explaining that courts do not decide cases when the resolution of the case cannot affect the plaintiffSummary of this case from Langerman Law Offices v. Glen Eagles
January 9, 1970. Rehearing Denied February 10, 1970.
Appeal from the Superior Court, Pima County, John P. Collins, J.
Gary K. Nelson, Atty. Gen., by Sandra D. O'Connor, Asst. Atty. Gen., Phoenix, and Wm. J. Schafer, III, Pima County Atty., by Rose Silver, Chief Civil Deputy County Atty., Tucson, for appellants.
Anthony B. Ching, Chief Trial Counsel, Legal Aid Society of the Pima County Bar Association, Tucson, for appellee.
This is a class action brought by plaintiff to enjoin the Pima County Board of Supervisors from enforcing the one-year residency requirement to qualify for non-emergency medical care of indigents under A.R.S. 11-297. Plaintiff came to Arizona from California in August, 1967, and had lived here approximately eight months before filing this action.
A.R.S. 11-297 provides that free medical attention (including hospital care) should be denied to indigents who have not resided in the state for one year, except in emergency situations where such care is needed "for the preservation of life or limb."
The court declared the statute to be unconstitutional and granted the plaintiff an injunction against its enforcement. The Board of Supervisors appealed.
On appeal, the Court of Appeals agreed that the law was unconstitutional, modified the injunction (in a manner not material to this review), and affirmed the judgment. The case is now before us on a petition for review, requested by the defendants.
The constitutionality of the residence requirement in this case has been challenged as a violation of: The Commerce Clause, The Privileges and Immunities Clause, The Equal Protection Clause, and The Due Process Clause, of both the U.S. Constitution and the Constitution of Arizona. Plaintiff argues that his position has been completely vindicated by Shapiro v. Thompson, 394 U.S. 618, 89 S.Ct. 1322, 22 L.Ed.2d 600, decided last April, just prior to the argument in the Court of Appeals.
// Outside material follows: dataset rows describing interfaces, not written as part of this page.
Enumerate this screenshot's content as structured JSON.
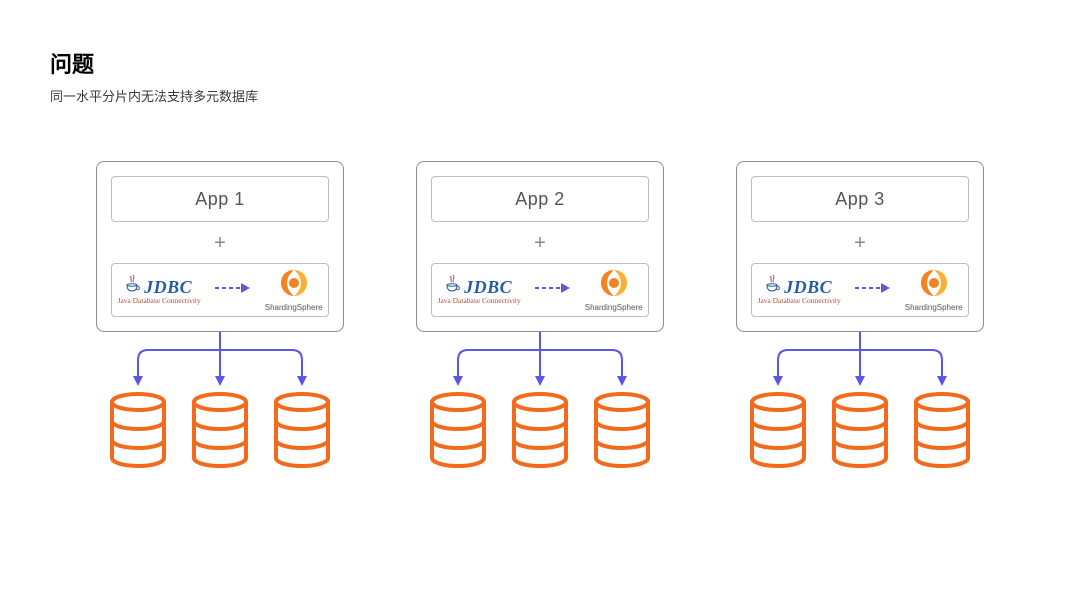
{
  "header": {
    "title": "问题",
    "subtitle": "同一水平分片内无法支持多元数据库"
  },
  "units": [
    {
      "app_label": "App 1",
      "plus": "+",
      "jdbc_acronym": "JDBC",
      "jdbc_tagline": "Java Database Connectivity",
      "sphere_label": "ShardingSphere"
    },
    {
      "app_label": "App 2",
      "plus": "+",
      "jdbc_acronym": "JDBC",
      "jdbc_tagline": "Java Database Connectivity",
      "sphere_label": "ShardingSphere"
    },
    {
      "app_label": "App 3",
      "plus": "+",
      "jdbc_acronym": "JDBC",
      "jdbc_tagline": "Java Database Connectivity",
      "sphere_label": "ShardingSphere"
    }
  ],
  "colors": {
    "arrow": "#5b58e5",
    "db_stroke": "#f26a1b",
    "sphere_orange": "#f58220",
    "sphere_yellow": "#fbb034",
    "jdbc_blue": "#295aa6",
    "jdbc_red": "#c04a3a"
  },
  "diagram": {
    "db_per_unit": 3,
    "unit_count": 3
  }
}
The record indicates that prior to the final order of the Superior Court, plaintiff had already completed his first year of residence in Arizona. It is therefore obvious that the case was moot even before it reached the Court of Appeals, and long before it reached this Court. It is our policy not to decide a case before us which does not and cannot affect the plaintiff therein. Cf. Hall v. Beals, 396 U.S. 806, 90 S.Ct. 49, 24 L.Ed. 61 (1969). In accordance with that policy, the decision of the Court of Appeals is vacated and the case is remanded to the Superior Court of Pima County with directions to vacate the injunction and to dismiss the cause as moot.
LOCKWOOD, C.J., STRUCKMEYER, V.C.J., and McFARLAND and HAYS, JJ., concur.